The Great Global Cleanup

Turning Trash Troubles into Eco-Empowerment

Amid the rapid urbanization and industrial expansion of our era, Solid Waste Management (SWM) emerges as a critical challenge. With booming populations and escalating consumption patterns, the amount of waste produced continues to increase, posing significant threats to our environment and to public health.

Solid waste refers to any type of garbage, trash, refuse, or discarded material. It can be categorized based on its sources, such as Healthcare Waste (HW), electronic waste, and  Municipal Solid Waste (MSW), which comprises everyday items we discard. Globally, the UN Environment Programme estimated that around 11.2 billion tons of solid waste is collected annually. In 2016 alone, humans generated 2.1 billion tons of MSW, and this number is expected to increase by 70% by 2050 to reach a total of 3.4 billion tons. In Sub-Saharan Africa and South Asia, where total waste generation is growing faster than anywhere else in the world, the World Bank expects MSW to triple and double by 2050, respectively. This figure would account for 35% of the world’s waste overall.

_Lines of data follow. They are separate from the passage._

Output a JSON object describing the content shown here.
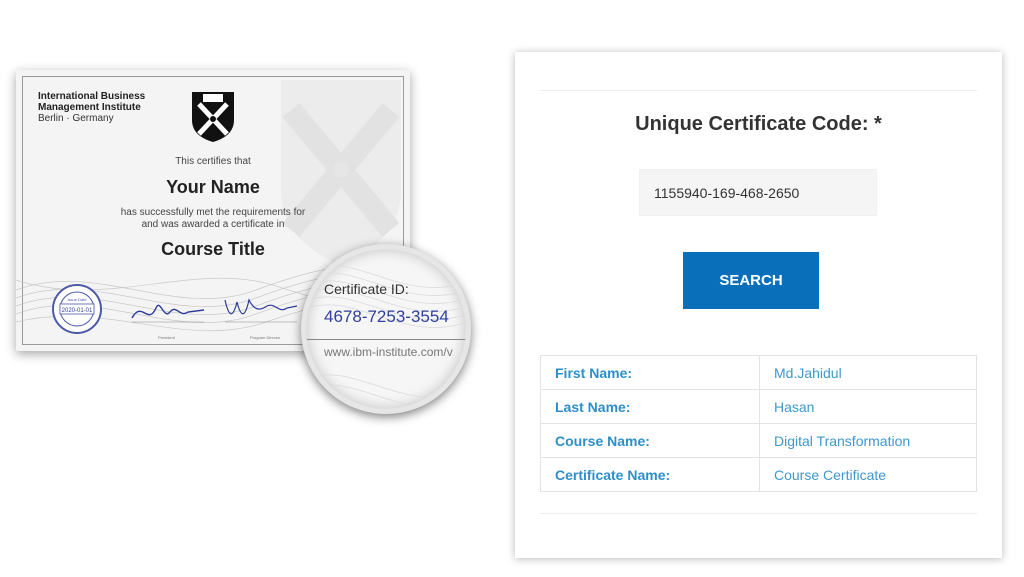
{
  "certificate_sample": {
    "org_line1": "International Business",
    "org_line2": "Management Institute",
    "location": "Berlin · Germany",
    "certifies": "This certifies that",
    "name": "Your Name",
    "requirements_line1": "has successfully met the requirements for",
    "requirements_line2": "and was awarded a certificate in",
    "course_title": "Course Title",
    "seal_title": "Issue Date",
    "seal_date": "2020-01-01",
    "signer1_title": "President",
    "signer2_title": "Program Director",
    "magnifier": {
      "id_label": "Certificate ID:",
      "id_value": "4678-7253-3554",
      "url": "www.ibm-institute.com/v"
    }
  },
  "verify_form": {
    "code_label": "Unique Certificate Code: *",
    "code_value": "1155940-169-468-2650",
    "search_label": "SEARCH"
  },
  "results": {
    "rows": [
      {
        "label": "First Name:",
        "value": "Md.Jahidul"
      },
      {
        "label": "Last Name:",
        "value": "Hasan"
      },
      {
        "label": "Course Name:",
        "value": "Digital Transformation"
      },
      {
        "label": "Certificate Name:",
        "value": "Course Certificate"
      }
    ]
  },
  "colors": {
    "button": "#0a6fba",
    "label_blue": "#2d8fc9",
    "id_blue": "#2f3f9e"
  }
}
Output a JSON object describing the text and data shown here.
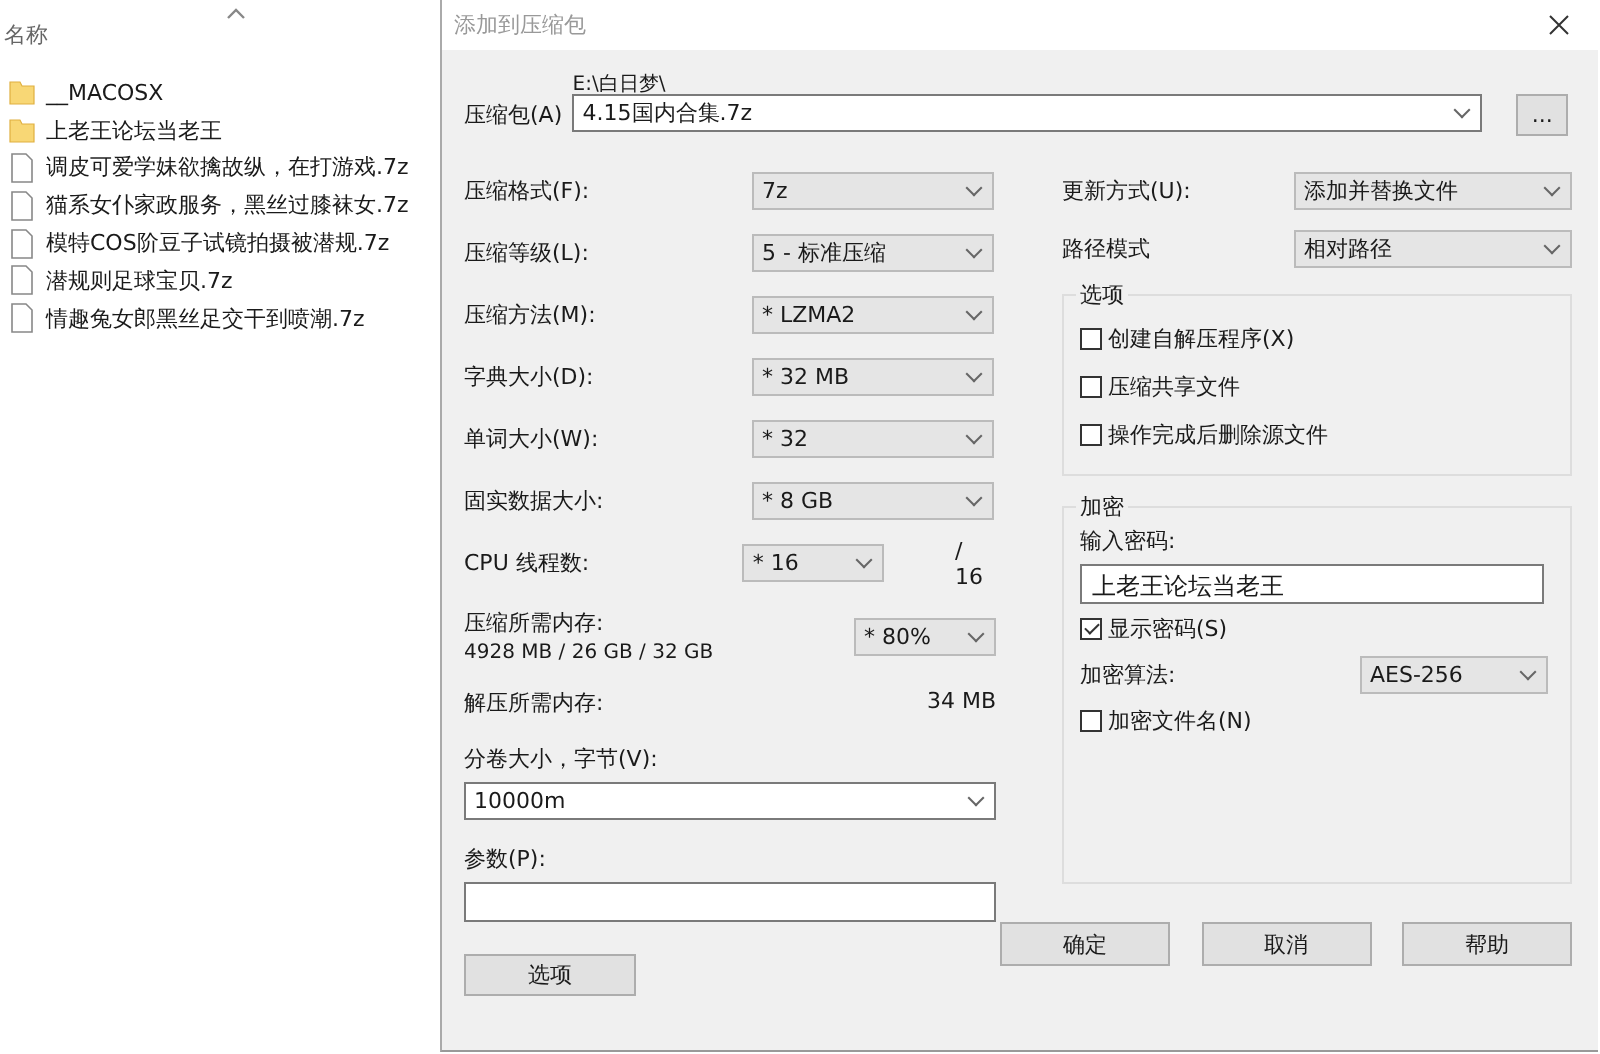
{
  "explorer": {
    "column_header": "名称",
    "items": [
      {
        "kind": "folder",
        "name": "__MACOSX"
      },
      {
        "kind": "folder",
        "name": "上老王论坛当老王"
      },
      {
        "kind": "file",
        "name": "调皮可爱学妹欲擒故纵，在打游戏.7z"
      },
      {
        "kind": "file",
        "name": "猫系女仆家政服务，黑丝过膝袜女.7z"
      },
      {
        "kind": "file",
        "name": "模特COS阶豆子试镜拍摄被潜规.7z"
      },
      {
        "kind": "file",
        "name": "潜规则足球宝贝.7z"
      },
      {
        "kind": "file",
        "name": "情趣兔女郎黑丝足交干到喷潮.7z"
      }
    ]
  },
  "window": {
    "title": "添加到压缩包"
  },
  "archive": {
    "label": "压缩包(A)",
    "path": "E:\\白日梦\\",
    "value": "4.15国内合集.7z",
    "browse": "..."
  },
  "settings": [
    {
      "label": "压缩格式(F):",
      "value": "7z"
    },
    {
      "label": "压缩等级(L):",
      "value": "5 - 标准压缩"
    },
    {
      "label": "压缩方法(M):",
      "value": "* LZMA2"
    },
    {
      "label": "字典大小(D):",
      "value": "* 32 MB"
    },
    {
      "label": "单词大小(W):",
      "value": "* 32"
    },
    {
      "label": "固实数据大小:",
      "value": "* 8 GB"
    }
  ],
  "cpu": {
    "label": "CPU 线程数:",
    "value": "* 16",
    "max": "/ 16"
  },
  "memory": {
    "label": "压缩所需内存:",
    "detail": "4928 MB / 26 GB / 32 GB",
    "value": "* 80%"
  },
  "decompress": {
    "label": "解压所需内存:",
    "value": "34 MB"
  },
  "volume": {
    "label": "分卷大小，字节(V):",
    "value": "10000m"
  },
  "params": {
    "label": "参数(P):"
  },
  "options_button": "选项",
  "update": {
    "label": "更新方式(U):",
    "value": "添加并替换文件"
  },
  "path_mode": {
    "label": "路径模式",
    "value": "相对路径"
  },
  "options": {
    "title": "选项",
    "items": [
      {
        "label": "创建自解压程序(X)",
        "checked": false
      },
      {
        "label": "压缩共享文件",
        "checked": false
      },
      {
        "label": "操作完成后删除源文件",
        "checked": false
      }
    ]
  },
  "encryption": {
    "title": "加密",
    "password_label": "输入密码:",
    "password": "上老王论坛当老王",
    "show_password": {
      "label": "显示密码(S)",
      "checked": true
    },
    "method_label": "加密算法:",
    "method": "AES-256",
    "encrypt_names": {
      "label": "加密文件名(N)",
      "checked": false
    }
  },
  "buttons": [
    "确定",
    "取消",
    "帮助"
  ]
}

SWM in the Global South

While SWM has become a pressing issue globally, its severity in the Global South warrants special consideration, as this hemisphere is often characterized by the frequent absence of formal waste management infrastructures. While upper-middle income countries collect an average of 85% of their waste, cities in lower-middle countries only collect 40 – 60 percent and properly dispose of only 5 – 30 percent, a figure that drops even lower in suburbs, where as little as 10% is collected, resulting in health and environmental crises. 

In addition to the problem of inadequate waste collection, the labor-intensive nature of waste management in these countries significantly increases health risks. Approximately 24 million people around the world engage in the informal sector of waste management, with a staggering 80% of them working as waste pickers. In Iloilo City, the Philippines, where some 170 tons of waste (about 50% of the total generated) are disposed of in an open dumpsite, approximately 300 households collect recyclable materials and sell them in local markets.

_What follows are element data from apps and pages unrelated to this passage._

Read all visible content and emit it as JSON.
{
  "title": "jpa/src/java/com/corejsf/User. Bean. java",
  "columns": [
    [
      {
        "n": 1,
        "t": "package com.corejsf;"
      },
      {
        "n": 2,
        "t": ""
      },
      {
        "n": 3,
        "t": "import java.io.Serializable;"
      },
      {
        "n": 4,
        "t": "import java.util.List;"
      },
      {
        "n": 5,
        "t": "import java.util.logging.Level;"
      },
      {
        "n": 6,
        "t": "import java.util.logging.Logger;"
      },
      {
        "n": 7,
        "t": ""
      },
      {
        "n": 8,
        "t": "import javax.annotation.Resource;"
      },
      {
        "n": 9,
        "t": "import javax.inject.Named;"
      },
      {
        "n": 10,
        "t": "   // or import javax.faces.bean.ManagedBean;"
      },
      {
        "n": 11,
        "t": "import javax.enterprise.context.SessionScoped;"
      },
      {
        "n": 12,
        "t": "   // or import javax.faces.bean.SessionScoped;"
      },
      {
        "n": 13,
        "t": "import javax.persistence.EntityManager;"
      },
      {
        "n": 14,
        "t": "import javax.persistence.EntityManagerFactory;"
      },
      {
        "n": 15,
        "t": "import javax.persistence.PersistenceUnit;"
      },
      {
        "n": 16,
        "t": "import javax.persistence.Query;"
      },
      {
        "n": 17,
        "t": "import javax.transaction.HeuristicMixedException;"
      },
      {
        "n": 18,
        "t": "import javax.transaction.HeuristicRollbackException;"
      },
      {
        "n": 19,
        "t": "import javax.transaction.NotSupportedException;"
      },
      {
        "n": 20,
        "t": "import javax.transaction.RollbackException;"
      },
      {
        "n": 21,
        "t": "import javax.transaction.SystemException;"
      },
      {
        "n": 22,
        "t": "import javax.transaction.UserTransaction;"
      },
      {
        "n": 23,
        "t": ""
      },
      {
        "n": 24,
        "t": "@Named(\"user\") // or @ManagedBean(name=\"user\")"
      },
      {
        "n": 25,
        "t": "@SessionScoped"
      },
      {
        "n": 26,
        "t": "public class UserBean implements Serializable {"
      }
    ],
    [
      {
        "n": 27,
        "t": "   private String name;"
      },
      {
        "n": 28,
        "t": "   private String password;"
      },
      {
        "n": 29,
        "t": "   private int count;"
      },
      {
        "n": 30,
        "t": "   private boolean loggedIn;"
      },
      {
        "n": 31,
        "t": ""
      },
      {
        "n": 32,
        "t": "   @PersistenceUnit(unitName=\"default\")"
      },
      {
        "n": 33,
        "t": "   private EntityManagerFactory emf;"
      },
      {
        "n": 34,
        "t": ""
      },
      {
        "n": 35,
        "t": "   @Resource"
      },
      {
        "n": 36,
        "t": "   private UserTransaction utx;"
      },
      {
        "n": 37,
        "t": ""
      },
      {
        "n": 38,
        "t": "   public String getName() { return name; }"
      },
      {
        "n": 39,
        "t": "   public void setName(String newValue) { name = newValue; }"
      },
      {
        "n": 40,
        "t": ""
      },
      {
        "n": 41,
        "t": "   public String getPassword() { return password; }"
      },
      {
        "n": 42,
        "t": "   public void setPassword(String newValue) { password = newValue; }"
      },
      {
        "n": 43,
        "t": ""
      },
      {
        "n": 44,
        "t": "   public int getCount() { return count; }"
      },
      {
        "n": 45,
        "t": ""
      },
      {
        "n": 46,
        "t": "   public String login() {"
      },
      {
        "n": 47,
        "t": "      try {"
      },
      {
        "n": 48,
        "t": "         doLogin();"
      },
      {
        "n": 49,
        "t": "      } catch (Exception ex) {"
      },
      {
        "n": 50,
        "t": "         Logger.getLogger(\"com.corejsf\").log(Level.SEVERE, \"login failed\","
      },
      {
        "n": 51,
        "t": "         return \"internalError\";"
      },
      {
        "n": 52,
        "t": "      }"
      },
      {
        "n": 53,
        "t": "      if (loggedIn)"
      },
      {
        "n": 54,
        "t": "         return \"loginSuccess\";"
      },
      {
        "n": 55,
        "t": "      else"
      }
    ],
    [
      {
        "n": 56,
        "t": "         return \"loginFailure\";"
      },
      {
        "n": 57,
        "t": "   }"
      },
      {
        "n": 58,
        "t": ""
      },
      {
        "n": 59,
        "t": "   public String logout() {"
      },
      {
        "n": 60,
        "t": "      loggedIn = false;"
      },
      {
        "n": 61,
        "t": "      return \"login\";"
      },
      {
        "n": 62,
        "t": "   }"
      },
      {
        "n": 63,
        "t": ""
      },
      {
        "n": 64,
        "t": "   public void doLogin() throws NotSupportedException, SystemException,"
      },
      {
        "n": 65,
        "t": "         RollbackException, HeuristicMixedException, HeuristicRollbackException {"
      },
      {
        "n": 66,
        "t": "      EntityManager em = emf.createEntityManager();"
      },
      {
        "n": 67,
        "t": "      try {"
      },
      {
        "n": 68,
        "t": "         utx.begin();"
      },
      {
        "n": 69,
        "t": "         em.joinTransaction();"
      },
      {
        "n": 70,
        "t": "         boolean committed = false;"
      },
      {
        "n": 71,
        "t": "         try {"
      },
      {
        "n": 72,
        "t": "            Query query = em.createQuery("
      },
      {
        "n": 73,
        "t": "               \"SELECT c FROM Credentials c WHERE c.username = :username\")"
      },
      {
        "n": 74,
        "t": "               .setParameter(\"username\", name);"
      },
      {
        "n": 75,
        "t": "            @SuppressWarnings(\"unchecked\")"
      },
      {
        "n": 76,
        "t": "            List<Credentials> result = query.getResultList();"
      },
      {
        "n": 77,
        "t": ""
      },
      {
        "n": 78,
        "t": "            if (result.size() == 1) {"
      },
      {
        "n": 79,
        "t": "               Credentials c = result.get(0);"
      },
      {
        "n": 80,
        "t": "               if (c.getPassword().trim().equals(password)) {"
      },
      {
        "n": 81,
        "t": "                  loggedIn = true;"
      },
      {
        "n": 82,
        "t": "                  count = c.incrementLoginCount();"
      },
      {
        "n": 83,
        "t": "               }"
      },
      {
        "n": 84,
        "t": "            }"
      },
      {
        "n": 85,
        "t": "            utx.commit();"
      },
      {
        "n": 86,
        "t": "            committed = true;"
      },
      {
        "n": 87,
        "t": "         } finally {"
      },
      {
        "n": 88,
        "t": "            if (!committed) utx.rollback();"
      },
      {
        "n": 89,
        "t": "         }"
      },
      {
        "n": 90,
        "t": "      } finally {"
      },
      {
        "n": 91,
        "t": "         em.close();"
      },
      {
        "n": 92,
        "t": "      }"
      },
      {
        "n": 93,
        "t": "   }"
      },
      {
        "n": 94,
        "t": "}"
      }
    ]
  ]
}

Aside from inadequate and informal waste collection, developing countries often resort to inappropriate practices for SWM due to their affordability. Dumps, landfills, and open burning serve as the general choices for solid waste disposal, despite their costs to human health and the environment. Urbanization in these countries is often fast and unplanned, forming low-income neighborhoods, slums, and other informal settlements. These settlements often lie outside of the cities’ service areas, which results in urgent demands for SWM. 

To meet this demand as expediently as possible, dump sites and open burning sites are often constructed in the vicinity of, or even within, the informal settlements in the name of convenience on the one hand and low transportation costs on the other. In Cambodia, in the capital city of Phnom Penh, where formal MSW management is minimal, households commonly burned, buried or dumped an alarming 361,000 tons of MSW in 2008 and 635,000 tons in 2015, which is approximately 58% of all solid waste generated by the city.

Health implications of informal SWM

Informal SWM practices pose significant health risks, particularly to low-income and marginalized communities in developing countries. Solid waste collection workers and waste pickers are at the forefront of these adverse health impacts. While workers in high-income countries are required to wear protective gear like masks, gloves, and boots, waste pickers in developing countries routinely touch the waste they collect and walk through it wearing only sandals. Their exposure to hazardous waste makes parasitic and enteric infections common, and viral infections like HIV also occur. 

Furthermore, the burial and burning of solid waste without proper treatment can create water, air, and soil pollution. Residents in informal settlements often face exposure to organic dust and unfiltered incineration particles through various environmental sources. These pollutants have compounding effects that drastically increase the risks of pulmonary infections, diarrhea, and even cancer. A study in Rome revealed that exposure to airborne contamination from landfills was positively associated with lung cancer mortality as well as with mortality and morbidity for respiratory diseases. One can expect an even clearer link in countries such as the Philippines and Cambodia, given the limited SWM facilities and mechanisms in the Global South. 

Policy challenges

The obstacles to effective SWM stem from the policy level. First of all, municipal governments everywhere simply pay little attention to informal settlements as they do not contribute to tax revenues, which suffer the most from a lack of public SWM services. Informal dumpsites and landfills are not officially recognized as part of the city, which creates gray areas devoid of regulations or controls. While these informal practices remove solid waste from immediate visibility, they also conceal the health problems associated with them.

Also, residents of the Global South have often come to accept informal SWM practices as part of daily life. Burying and burning garbage is seen as convenient, despite the pollution that results from these behaviors. For many residents, falling ill from environmental hazards has become an acceptable part of life. After all, if someone is struggling to make a living, they may lack the time and resources necessary to consider alternatives for solid waste disposal.

Empower change

Addressing SWM challenges in developing countries requires policy reforms and community engagement. Individual actions matter in driving impactful change for sustainable waste management. Join us in our Great Global Cleanup initiative by calling for a strong Global Plastic Treaty and by participating in global cleanup events!